Giftland to supply GPL grid by month end
The Guyana Power and Light Incorporated (GPL) has several projects in train to maximise the potential of power generation in both the short and long term.
Samaroo Ramtahal, the new Deputy Chief Executive Officer (CEO) of Strategic Operations at GPL, said that they were looking at three avenues.
One of the projects entails securing an additional five megawatts of power from the Giftland Mall, through a Power Purchase Agreement.
Personnel are currently on the ground working on the connections, and GPL expects to see the project completed by month end. This will bring much needed relief and mitigate blackouts for thousands of residents on the East Coast Demerara corridor.
The Giftland system has a 6.7 megawatts output capacity. However, it only uses 1.6 megawatts during prime operations.
Ramtahal added preliminary works are also being set in motion for another 30 megawatts of power for the Demerara-Berbice Interconnected System to ensure a merry Christmas.

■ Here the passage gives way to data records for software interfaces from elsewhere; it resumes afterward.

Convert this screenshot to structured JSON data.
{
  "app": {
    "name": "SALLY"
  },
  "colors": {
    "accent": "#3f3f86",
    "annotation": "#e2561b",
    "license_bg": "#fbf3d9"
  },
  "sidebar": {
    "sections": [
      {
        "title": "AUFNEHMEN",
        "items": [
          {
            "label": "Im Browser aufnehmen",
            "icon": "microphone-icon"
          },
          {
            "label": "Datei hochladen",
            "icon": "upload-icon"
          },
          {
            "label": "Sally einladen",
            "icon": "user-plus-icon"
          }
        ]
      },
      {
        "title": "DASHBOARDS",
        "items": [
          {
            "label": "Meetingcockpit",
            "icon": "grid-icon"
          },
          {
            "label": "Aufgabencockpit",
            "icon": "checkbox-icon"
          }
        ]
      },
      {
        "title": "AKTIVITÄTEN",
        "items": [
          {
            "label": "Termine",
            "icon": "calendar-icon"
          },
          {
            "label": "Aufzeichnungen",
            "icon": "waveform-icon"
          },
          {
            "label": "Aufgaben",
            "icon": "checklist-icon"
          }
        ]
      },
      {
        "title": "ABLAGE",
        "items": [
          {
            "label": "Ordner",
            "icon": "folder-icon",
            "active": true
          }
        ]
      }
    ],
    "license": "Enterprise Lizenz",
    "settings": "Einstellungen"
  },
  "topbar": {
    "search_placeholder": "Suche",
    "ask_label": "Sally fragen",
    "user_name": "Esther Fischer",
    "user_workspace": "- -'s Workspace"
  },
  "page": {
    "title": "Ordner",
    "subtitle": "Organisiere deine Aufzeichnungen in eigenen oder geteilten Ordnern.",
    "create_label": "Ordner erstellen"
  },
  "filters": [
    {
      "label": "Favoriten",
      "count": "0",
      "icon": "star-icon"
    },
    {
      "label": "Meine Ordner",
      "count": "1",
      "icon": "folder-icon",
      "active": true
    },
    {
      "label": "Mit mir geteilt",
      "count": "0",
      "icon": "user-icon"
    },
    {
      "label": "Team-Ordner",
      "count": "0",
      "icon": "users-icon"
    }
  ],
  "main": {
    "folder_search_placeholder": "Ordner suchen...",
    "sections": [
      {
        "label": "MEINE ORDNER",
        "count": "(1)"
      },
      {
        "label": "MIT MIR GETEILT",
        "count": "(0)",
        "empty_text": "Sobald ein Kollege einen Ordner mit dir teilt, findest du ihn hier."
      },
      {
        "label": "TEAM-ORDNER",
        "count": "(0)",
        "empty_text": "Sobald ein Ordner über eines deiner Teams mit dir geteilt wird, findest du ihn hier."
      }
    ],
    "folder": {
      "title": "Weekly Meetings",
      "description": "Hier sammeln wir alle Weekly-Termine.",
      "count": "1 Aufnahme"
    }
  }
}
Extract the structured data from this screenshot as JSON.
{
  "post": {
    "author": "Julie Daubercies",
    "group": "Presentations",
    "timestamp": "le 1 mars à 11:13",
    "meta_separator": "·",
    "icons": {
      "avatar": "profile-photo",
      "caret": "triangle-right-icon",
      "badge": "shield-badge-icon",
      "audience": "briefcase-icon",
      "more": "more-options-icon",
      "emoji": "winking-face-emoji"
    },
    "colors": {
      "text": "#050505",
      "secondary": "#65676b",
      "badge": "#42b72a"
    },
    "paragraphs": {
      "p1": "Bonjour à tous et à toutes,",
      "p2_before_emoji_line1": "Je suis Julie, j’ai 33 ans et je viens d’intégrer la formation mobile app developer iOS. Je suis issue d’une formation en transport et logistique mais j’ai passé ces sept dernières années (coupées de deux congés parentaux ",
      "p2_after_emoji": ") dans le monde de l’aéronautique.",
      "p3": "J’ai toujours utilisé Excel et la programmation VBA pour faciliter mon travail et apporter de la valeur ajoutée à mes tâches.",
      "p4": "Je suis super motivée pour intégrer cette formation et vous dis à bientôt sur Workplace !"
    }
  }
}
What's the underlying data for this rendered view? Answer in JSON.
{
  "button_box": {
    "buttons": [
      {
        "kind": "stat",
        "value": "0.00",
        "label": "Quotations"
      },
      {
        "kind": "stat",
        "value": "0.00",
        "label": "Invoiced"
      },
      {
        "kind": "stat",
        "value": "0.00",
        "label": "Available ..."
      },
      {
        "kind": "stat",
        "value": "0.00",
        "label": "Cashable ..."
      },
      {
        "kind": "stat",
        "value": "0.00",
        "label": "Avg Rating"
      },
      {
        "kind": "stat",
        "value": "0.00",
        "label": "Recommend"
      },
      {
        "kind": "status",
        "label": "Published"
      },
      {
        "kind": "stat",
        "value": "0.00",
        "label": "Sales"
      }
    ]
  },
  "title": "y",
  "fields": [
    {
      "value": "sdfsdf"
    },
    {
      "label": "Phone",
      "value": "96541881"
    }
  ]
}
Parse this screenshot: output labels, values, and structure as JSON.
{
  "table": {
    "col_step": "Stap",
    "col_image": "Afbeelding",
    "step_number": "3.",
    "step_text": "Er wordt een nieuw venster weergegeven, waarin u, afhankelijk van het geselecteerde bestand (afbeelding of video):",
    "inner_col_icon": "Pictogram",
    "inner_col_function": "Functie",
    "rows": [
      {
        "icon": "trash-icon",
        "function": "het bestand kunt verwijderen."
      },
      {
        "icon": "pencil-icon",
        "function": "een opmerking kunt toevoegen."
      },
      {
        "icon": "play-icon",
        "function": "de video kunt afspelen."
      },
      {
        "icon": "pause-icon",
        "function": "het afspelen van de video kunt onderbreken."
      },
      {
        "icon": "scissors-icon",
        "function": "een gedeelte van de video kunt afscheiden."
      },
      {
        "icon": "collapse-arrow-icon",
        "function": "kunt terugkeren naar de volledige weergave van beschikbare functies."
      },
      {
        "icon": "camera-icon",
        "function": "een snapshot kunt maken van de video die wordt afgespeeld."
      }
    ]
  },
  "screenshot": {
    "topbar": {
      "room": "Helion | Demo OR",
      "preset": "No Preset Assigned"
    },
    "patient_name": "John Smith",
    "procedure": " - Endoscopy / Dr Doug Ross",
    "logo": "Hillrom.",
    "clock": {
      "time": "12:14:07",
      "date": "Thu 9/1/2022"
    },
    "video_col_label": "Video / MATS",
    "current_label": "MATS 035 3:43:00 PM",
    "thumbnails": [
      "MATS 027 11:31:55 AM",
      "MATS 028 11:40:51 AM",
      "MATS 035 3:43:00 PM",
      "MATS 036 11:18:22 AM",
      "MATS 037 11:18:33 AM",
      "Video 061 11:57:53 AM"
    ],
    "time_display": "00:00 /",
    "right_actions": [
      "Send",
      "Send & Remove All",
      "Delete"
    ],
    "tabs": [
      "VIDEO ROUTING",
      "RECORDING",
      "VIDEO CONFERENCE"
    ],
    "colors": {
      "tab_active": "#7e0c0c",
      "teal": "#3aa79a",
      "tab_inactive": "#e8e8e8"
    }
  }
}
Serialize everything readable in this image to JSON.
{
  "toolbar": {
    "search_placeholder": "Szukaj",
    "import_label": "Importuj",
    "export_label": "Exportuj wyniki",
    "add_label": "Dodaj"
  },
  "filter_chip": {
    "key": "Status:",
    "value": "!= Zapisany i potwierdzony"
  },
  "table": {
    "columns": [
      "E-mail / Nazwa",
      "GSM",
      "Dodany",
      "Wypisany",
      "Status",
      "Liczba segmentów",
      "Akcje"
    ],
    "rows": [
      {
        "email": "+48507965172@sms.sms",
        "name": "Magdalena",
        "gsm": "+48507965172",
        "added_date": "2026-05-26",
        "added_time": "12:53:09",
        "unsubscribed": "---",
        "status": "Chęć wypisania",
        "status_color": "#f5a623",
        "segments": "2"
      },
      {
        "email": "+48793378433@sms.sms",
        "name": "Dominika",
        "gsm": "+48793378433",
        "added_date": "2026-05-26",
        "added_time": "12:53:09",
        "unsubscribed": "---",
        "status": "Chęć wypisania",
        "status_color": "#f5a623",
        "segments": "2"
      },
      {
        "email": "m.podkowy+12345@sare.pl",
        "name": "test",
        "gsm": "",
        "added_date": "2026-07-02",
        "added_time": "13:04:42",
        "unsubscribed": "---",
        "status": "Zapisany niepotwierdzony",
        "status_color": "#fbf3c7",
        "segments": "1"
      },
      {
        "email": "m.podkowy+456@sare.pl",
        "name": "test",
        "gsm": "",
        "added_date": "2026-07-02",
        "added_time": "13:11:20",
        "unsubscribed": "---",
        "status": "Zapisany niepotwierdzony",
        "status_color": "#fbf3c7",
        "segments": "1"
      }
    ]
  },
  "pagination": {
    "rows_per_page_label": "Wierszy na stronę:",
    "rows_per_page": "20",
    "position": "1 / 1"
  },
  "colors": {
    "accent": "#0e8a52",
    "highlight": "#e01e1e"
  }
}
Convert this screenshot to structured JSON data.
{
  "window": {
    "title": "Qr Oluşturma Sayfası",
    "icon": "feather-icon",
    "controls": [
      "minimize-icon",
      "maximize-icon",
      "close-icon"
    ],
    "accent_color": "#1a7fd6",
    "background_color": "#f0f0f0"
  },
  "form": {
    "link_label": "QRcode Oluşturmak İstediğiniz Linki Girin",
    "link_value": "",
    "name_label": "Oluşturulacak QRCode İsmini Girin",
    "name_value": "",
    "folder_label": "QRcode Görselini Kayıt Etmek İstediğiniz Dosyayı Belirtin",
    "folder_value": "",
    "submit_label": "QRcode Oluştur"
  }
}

The third project is a “dual engine for Garden of Eden to 46.5 megawatts,” the CEO said. This is a major project for GPL, which is expected to be implemented by April-June, 2021.
“By that time, we should be able to be in a better position to manage our reliability of electricity in this country,” Ramtahal said.
The DCEO explained since his appointment he has uncovered a number of inconsistencies in the company’s management during the previous administration.
“I’m there for just two weeks, but I’ve discovered [that] over the last four to five years, investments to generation was under five per cent, [which is] merely seven megawatts,” Ramtahal revealed.
“We are trapped with a very low generation reserve and when we have problems, we do not have what you call ‘spinning reserves’ or spare reserves to ensure that the grid is operating in the Demerara-Berbice Interconnected System,” he added.
The minimum standard generation reserve in the Caribbean is said to be 30 per cent. The purpose of the reserve is to allow reliable connections and ensure supply capacity is always above the demand. When the reserve is too low and power consumption in an area is above normal, this results in a blackout or power outage. (Department of Public Information)